*** Information supplied ***

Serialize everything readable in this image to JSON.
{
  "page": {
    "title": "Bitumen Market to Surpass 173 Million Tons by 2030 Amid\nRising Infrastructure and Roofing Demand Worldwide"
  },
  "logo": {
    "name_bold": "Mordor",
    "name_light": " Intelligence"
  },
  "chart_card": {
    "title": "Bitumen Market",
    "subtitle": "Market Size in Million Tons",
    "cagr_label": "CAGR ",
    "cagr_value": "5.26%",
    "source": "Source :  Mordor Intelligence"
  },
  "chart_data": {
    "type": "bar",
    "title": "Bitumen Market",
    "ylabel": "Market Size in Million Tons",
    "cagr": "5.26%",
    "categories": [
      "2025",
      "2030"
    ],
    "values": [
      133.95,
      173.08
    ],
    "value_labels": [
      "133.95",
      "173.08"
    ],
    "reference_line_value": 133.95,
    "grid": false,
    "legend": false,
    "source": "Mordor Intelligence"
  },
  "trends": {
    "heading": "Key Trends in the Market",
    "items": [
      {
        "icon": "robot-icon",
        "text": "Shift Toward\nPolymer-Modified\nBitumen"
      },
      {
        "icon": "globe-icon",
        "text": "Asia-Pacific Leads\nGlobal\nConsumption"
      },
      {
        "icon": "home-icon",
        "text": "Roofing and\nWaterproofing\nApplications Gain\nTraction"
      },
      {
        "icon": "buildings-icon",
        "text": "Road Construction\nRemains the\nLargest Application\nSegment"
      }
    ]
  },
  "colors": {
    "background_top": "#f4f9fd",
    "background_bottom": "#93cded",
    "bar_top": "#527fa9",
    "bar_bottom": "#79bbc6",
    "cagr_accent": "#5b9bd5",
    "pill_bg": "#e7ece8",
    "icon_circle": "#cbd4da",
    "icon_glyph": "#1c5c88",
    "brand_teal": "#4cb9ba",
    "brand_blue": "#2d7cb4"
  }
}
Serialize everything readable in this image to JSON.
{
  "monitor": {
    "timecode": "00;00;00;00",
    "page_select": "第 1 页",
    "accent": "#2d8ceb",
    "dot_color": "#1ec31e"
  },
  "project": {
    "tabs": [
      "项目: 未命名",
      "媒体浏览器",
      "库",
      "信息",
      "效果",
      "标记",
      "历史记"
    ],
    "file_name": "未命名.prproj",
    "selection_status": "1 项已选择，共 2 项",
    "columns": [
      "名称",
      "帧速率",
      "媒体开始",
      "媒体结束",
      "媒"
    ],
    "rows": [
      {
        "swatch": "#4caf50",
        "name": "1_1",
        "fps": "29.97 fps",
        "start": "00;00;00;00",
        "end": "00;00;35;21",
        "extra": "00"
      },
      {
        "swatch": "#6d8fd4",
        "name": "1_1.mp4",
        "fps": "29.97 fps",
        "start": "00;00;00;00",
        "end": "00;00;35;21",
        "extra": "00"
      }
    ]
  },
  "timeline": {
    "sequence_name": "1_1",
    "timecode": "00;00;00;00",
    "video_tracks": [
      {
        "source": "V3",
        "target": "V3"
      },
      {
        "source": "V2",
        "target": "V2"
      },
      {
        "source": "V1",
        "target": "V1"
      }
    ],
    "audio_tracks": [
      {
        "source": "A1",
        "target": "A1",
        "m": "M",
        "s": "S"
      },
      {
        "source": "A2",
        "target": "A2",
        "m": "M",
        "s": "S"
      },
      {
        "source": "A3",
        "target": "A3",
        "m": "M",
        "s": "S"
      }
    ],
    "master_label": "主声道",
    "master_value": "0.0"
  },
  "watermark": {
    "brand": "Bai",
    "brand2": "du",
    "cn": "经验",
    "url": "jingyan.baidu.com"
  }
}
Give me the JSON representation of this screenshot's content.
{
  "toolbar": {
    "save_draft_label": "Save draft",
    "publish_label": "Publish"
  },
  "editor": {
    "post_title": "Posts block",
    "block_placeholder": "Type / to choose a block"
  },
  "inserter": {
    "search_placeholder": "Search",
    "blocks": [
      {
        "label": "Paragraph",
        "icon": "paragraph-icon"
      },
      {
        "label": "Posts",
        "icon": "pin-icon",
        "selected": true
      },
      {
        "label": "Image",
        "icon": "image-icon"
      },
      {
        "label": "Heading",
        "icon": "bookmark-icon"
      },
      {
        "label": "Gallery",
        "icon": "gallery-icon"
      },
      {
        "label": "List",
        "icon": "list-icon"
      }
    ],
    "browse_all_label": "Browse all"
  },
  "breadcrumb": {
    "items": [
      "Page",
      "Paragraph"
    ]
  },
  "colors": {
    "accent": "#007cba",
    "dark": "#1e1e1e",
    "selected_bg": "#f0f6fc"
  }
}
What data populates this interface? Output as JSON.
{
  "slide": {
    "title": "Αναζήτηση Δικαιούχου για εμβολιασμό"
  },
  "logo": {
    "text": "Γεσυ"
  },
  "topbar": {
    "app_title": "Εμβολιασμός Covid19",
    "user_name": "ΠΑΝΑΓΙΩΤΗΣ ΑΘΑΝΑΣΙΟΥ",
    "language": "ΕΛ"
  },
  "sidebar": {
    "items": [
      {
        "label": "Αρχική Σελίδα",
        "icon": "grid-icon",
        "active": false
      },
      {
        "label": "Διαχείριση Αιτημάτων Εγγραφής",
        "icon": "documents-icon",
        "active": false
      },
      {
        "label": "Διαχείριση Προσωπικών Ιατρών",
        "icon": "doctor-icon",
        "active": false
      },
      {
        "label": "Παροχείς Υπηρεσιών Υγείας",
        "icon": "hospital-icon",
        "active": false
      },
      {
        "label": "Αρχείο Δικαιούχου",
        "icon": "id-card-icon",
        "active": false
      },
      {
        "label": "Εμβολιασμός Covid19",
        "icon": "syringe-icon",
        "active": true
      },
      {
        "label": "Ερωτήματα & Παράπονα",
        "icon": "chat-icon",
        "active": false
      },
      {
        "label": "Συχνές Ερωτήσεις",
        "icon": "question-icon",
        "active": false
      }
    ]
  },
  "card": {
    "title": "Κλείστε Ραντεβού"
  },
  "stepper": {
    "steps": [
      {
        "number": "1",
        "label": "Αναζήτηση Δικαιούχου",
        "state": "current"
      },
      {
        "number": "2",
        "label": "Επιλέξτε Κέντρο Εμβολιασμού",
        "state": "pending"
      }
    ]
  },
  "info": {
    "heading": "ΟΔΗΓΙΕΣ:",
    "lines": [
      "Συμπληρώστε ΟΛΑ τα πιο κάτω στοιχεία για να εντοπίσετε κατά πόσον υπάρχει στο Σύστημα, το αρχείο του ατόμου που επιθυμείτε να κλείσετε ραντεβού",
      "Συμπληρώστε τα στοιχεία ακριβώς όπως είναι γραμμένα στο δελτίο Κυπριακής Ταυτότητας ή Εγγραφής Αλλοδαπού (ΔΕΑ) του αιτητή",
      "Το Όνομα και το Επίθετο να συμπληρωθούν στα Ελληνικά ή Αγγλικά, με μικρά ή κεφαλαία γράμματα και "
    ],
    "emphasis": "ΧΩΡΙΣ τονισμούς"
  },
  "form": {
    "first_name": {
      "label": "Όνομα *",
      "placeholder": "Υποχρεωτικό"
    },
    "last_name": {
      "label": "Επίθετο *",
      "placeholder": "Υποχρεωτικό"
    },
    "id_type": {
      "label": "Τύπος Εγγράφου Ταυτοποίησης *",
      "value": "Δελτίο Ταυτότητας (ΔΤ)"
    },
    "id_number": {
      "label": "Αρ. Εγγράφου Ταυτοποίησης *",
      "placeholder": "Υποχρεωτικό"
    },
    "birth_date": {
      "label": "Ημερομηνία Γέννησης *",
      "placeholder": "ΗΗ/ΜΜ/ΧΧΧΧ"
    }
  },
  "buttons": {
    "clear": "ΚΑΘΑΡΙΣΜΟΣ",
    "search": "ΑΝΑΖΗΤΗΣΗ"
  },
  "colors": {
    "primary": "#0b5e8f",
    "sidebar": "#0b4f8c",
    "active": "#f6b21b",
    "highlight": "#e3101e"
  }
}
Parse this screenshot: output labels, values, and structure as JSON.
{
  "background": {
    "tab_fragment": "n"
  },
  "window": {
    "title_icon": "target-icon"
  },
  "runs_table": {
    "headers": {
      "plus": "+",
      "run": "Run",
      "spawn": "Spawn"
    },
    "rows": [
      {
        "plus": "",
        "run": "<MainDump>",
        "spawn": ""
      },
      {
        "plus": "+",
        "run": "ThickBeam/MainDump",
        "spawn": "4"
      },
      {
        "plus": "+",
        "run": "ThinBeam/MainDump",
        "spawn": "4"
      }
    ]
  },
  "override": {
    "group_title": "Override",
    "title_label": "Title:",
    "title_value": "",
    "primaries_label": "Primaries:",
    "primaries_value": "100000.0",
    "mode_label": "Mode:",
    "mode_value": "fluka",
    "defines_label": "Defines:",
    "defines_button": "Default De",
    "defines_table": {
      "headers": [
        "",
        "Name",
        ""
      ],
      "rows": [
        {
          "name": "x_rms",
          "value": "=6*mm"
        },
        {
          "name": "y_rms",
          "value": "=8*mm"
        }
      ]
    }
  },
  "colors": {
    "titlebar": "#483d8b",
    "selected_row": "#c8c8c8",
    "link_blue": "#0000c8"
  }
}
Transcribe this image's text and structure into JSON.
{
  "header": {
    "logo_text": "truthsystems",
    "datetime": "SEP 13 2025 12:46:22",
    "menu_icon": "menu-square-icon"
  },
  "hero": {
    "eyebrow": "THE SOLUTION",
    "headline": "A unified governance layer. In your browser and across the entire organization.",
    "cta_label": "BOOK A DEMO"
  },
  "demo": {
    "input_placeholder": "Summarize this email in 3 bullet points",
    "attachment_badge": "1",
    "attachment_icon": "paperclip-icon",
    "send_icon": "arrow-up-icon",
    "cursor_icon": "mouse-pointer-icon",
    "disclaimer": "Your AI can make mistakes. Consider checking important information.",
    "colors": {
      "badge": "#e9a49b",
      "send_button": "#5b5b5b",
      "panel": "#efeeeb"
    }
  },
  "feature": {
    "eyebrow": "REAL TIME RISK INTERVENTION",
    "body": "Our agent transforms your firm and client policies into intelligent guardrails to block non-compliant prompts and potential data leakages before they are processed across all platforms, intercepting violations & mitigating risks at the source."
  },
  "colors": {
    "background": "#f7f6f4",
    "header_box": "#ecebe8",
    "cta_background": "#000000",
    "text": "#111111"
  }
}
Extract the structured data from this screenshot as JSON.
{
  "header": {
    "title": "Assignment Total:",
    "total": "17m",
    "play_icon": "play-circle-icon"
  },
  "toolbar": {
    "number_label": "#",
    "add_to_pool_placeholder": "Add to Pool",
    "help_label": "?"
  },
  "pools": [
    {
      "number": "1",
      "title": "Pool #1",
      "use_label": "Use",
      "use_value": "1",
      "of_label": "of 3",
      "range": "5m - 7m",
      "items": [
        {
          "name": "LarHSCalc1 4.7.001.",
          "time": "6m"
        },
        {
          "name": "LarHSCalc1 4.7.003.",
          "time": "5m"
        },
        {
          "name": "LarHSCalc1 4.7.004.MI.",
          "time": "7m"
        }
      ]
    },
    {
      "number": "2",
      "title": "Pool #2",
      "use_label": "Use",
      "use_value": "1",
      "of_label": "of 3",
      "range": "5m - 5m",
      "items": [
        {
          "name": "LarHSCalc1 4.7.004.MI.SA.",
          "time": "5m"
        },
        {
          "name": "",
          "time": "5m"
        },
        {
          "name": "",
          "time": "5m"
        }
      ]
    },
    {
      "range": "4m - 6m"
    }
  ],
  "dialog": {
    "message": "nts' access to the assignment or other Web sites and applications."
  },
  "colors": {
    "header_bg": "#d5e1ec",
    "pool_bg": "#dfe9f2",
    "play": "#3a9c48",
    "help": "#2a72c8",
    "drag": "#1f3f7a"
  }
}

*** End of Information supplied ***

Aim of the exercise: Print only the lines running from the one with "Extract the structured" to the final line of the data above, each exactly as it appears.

Reply to the exercise:
Extract the structured data from this screenshot as JSON.
{
  "header": {
    "title": "Assignment Total:",
    "total": "17m",
    "play_icon": "play-circle-icon"
  },
  "toolbar": {
    "number_label": "#",
    "add_to_pool_placeholder": "Add to Pool",
    "help_label": "?"
  },
  "pools": [
    {
      "number": "1",
      "title": "Pool #1",
      "use_label": "Use",
      "use_value": "1",
      "of_label": "of 3",
      "range": "5m - 7m",
      "items": [
        {
          "name": "LarHSCalc1 4.7.001.",
          "time": "6m"
        },
        {
          "name": "LarHSCalc1 4.7.003.",
          "time": "5m"
        },
        {
          "name": "LarHSCalc1 4.7.004.MI.",
          "time": "7m"
        }
      ]
    },
    {
      "number": "2",
      "title": "Pool #2",
      "use_label": "Use",
      "use_value": "1",
      "of_label": "of 3",
      "range": "5m - 5m",
      "items": [
        {
          "name": "LarHSCalc1 4.7.004.MI.SA.",
          "time": "5m"
        },
        {
          "name": "",
          "time": "5m"
        },
        {
          "name": "",
          "time": "5m"
        }
      ]
    },
    {
      "range": "4m - 6m"
    }
  ],
  "dialog": {
    "message": "nts' access to the assignment or other Web sites and applications."
  },
  "colors": {
    "header_bg": "#d5e1ec",
    "pool_bg": "#dfe9f2",
    "play": "#3a9c48",
    "help": "#2a72c8",
    "drag": "#1f3f7a"
  }
}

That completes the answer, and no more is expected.